That same month, GM dealer Pete Lopez in Spencer, W.Va., received notice that GM was giving him just over a year to shut down his Chevy, Pontiac and Buick dealership, which he’d acquired two years earlier. GM’s move to shutter more than 1,300 dealerships — about one-quarter of its network — was central to its restructuring because it cleared out underperforming showrooms and brought the network more in line with its shrunken sales.

With an assist from his mayor, Mr. Lopez took his complaint straight to one of his state’s senators, Jay Rockefeller, the Democratic chairman of the powerful Commerce
Committee.

Sen. Rockefeller sent a letter to GM headquarters on Mr. Lopez’s behalf, according to a staff aide. He arranged for Mr. Lopez to come testify before a Senate panel in early June, alongside GM Chief Executive Frederick “Fritz” Henderson. The senator introduced the two men, giving Mr. Lopez a chance to make a personal pitch.

“He couldn’t have been nicer,” Mr. Lopez said of the GM CEO. “He said to me, ‘We’ve made some quick decisions and now we’re going to look it all over again.’ ”

The GM chief executive put Mr. Lopez in touch with Mark LaNeve, then the company’s top official for North American sales. The dealer received a response on the last Saturday in June while fishing on a lake near his house.

“Mr. LaNeve called and said, ‘I’ve got some good news for you. We’re going to save your dealership,’ ” Mr. Lopez recalls. He says he owes it all to Sen. Rockefeller.

The Post Office, in trouble financially, might get a bailout from Congress:

Democrats moved Thursday to give special relief to the financially strapped Postal Service, which would be allowed to defer $4 billion in payments due at the end of this month to cover retirement benefits for its employees.

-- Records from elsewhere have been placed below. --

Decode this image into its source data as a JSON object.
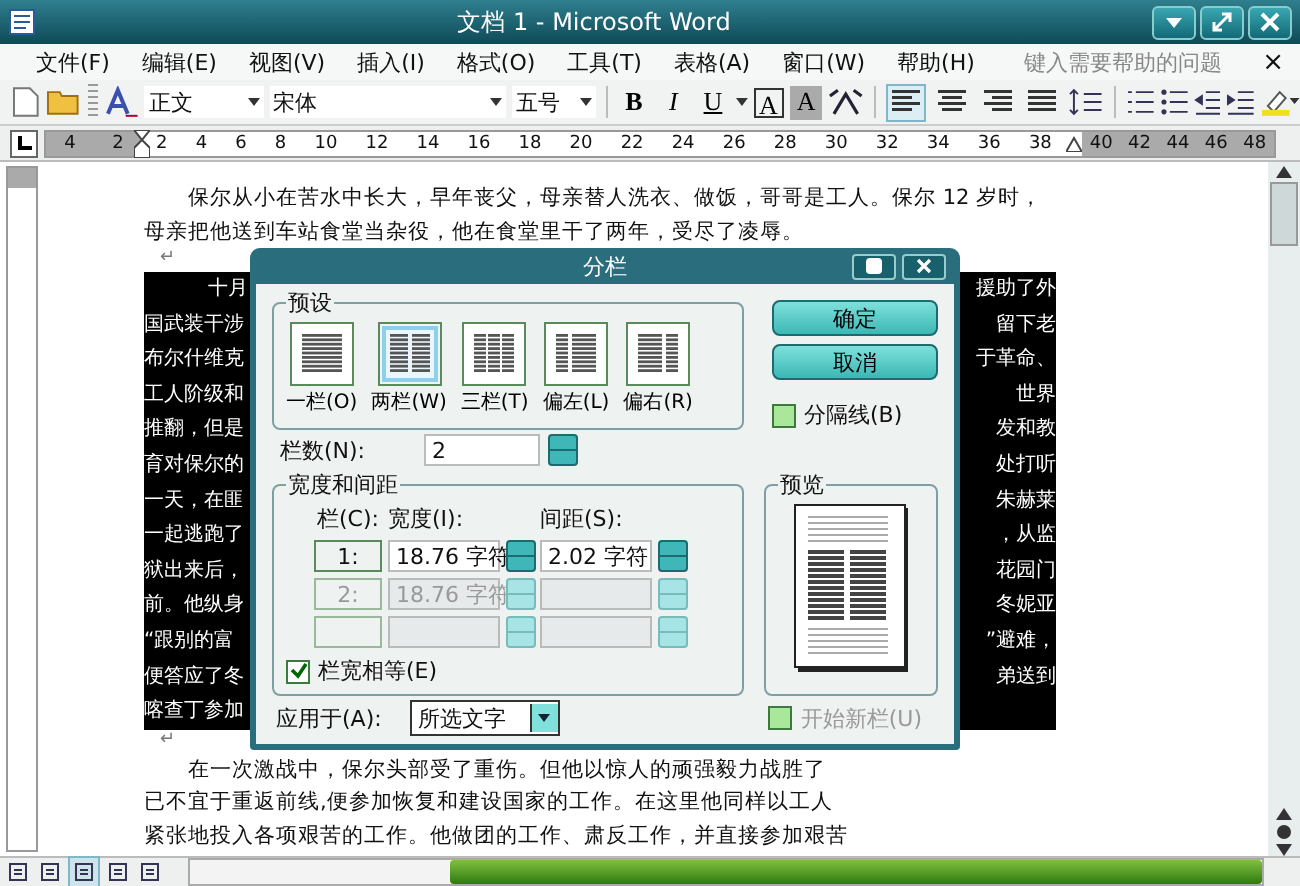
{
  "window": {
    "title": "文档 1 - Microsoft Word"
  },
  "menu": {
    "items": [
      "文件(F)",
      "编辑(E)",
      "视图(V)",
      "插入(I)",
      "格式(O)",
      "工具(T)",
      "表格(A)",
      "窗口(W)",
      "帮助(H)"
    ],
    "help_placeholder": "键入需要帮助的问题",
    "close": "×"
  },
  "toolbar": {
    "style": "正文",
    "font": "宋体",
    "size": "五号",
    "bold": "B",
    "italic": "I",
    "underline": "U",
    "boxed": "A",
    "shaded": "A",
    "alignments": [
      {
        "kind": "left",
        "selected": true
      },
      {
        "kind": "center",
        "selected": false
      },
      {
        "kind": "right",
        "selected": false
      },
      {
        "kind": "justify",
        "selected": false
      }
    ]
  },
  "ruler": {
    "left_ticks": [
      "4",
      "2"
    ],
    "ticks": [
      "2",
      "4",
      "6",
      "8",
      "10",
      "12",
      "14",
      "16",
      "18",
      "20",
      "22",
      "24",
      "26",
      "28",
      "30",
      "32",
      "34",
      "36",
      "38"
    ],
    "right_ticks": [
      "40",
      "42",
      "44",
      "46",
      "48"
    ]
  },
  "document": {
    "paragraph_1": [
      "保尔从小在苦水中长大，早年丧父，母亲替人洗衣、做饭，哥哥是工人。保尔 12 岁时，",
      "母亲把他送到车站食堂当杂役，他在食堂里干了两年，受尽了凌辱。"
    ],
    "selected_left": [
      "十月",
      "国武装干涉",
      "布尔什维克",
      "工人阶级和",
      "推翻，但是",
      "育对保尔的",
      "一天，在匪",
      "一起逃跑了",
      "狱出来后，",
      "前。他纵身",
      "“跟别的富",
      "便答应了冬",
      "喀查丁参加"
    ],
    "paragraph_marks": [
      "↵",
      "↵"
    ],
    "selected_right": [
      "援助了外",
      "留下老",
      "于革命、",
      "世界",
      "发和教",
      "处打听",
      "朱赫莱",
      "，从监",
      "花园门",
      "冬妮亚",
      "”避难，",
      "弟送到"
    ],
    "paragraph_2": [
      "在一次激战中，保尔头部受了重伤。但他以惊人的顽强毅力战胜了",
      "已不宜于重返前线,便参加恢复和建设国家的工作。在这里他同样以工人",
      "紧张地投入各项艰苦的工作。他做团的工作、肃反工作，并直接参加艰苦"
    ]
  },
  "dialog": {
    "title": "分栏",
    "presets_label": "预设",
    "presets": [
      {
        "kind": "one",
        "label": "一栏(O)",
        "selected": false
      },
      {
        "kind": "two",
        "label": "两栏(W)",
        "selected": true
      },
      {
        "kind": "three",
        "label": "三栏(T)",
        "selected": false
      },
      {
        "kind": "left",
        "label": "偏左(L)",
        "selected": false
      },
      {
        "kind": "right",
        "label": "偏右(R)",
        "selected": false
      }
    ],
    "ok": "确定",
    "cancel": "取消",
    "line_between": {
      "label": "分隔线(B)",
      "checked": false
    },
    "count_label": "栏数(N):",
    "count": "2",
    "width_group": "宽度和间距",
    "col_header": "栏(C):",
    "width_header": "宽度(I):",
    "spacing_header": "间距(S):",
    "rows": [
      {
        "number": "1:",
        "width": "18.76 字符",
        "spacing": "2.02 字符",
        "disabled": false
      },
      {
        "number": "2:",
        "width": "18.76 字符",
        "disabled": true
      },
      {
        "disabled": true
      }
    ],
    "equal_width": {
      "label": "栏宽相等(E)",
      "checked": true
    },
    "preview_label": "预览",
    "apply_label": "应用于(A):",
    "apply_value": "所选文字",
    "new_column": {
      "label": "开始新栏(U)",
      "checked": false,
      "disabled": true
    }
  }
}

This scares me because it makes me think that Obama’s Public Option for healthcare will eventually be in the same situation. The post office and the proposed public option for healthcare are both government-run entities set to compete with private firms. In theory, the post office or public option are not meant to get subsidies in order to get an unfair edge over the likes of UPS, FedEx, Blue Cross Blue Shield, etc. If the public option ran a deficit, I have to think the government would step in to help them out. As such, I am inclined to believe that the public option will, in time, just become a huge liability that will only increase the deficit.

If there’s anything that I ask of people when in political discourse, it’s consistency. Don’t say you are in support of freedom of speech, and then choose to apply it only when the speech is in agreement with your beliefs. Don’t be against corporate bailouts, and then support the bailout of your favorite car company just because you think it’s a swell company. Etc., etc., etc.

However, there are times where this philosophical consistency is greatly at odds with our own self-interest, as hypocritical as it may be. For example, when Jerry Reinsdorf threatened to move the Chicago White Sox to Tampa Bay in the early 1990’s unless Chicago built a new stadium, I have to say honestly that I’d support such a move. The fact that taxpayer dollars go to build these ridiculous stadiums when professional teams can easily afford them anyways is absurd. I acknowledge the hypocrisy on my part.

The Beatles Rooftop Concert in 1969. Their last public appearance playing music together. It must have been incredible to be there. I know the members of the Beatles had a great time performing (or so I see in the videos). But let’s remember what’s going on here. There are thousands of people who are working innocently around the neighborhood and disturbed by the noise. This noise externality shouldn’t be allowed to go on, should it? Obviously, if Creed or Matchbox 20 or some other crappy band was playing, I would have no hesitations shutting them down. Here’s where the dilemma is. We need to have consistency, otherwise the tyranny of the majority says what’s alright and there’s no rule of law.

Would you have shut down the rooftop concert and, if not, would you allow Creed?

They made cars people thought were inferior, but we kept them artificially viable for decades. Then we bailed them out because they hired so many people. I wonder if the environmentalists will criticize Obama for giving GM “bridge loans” and second and third chances after this.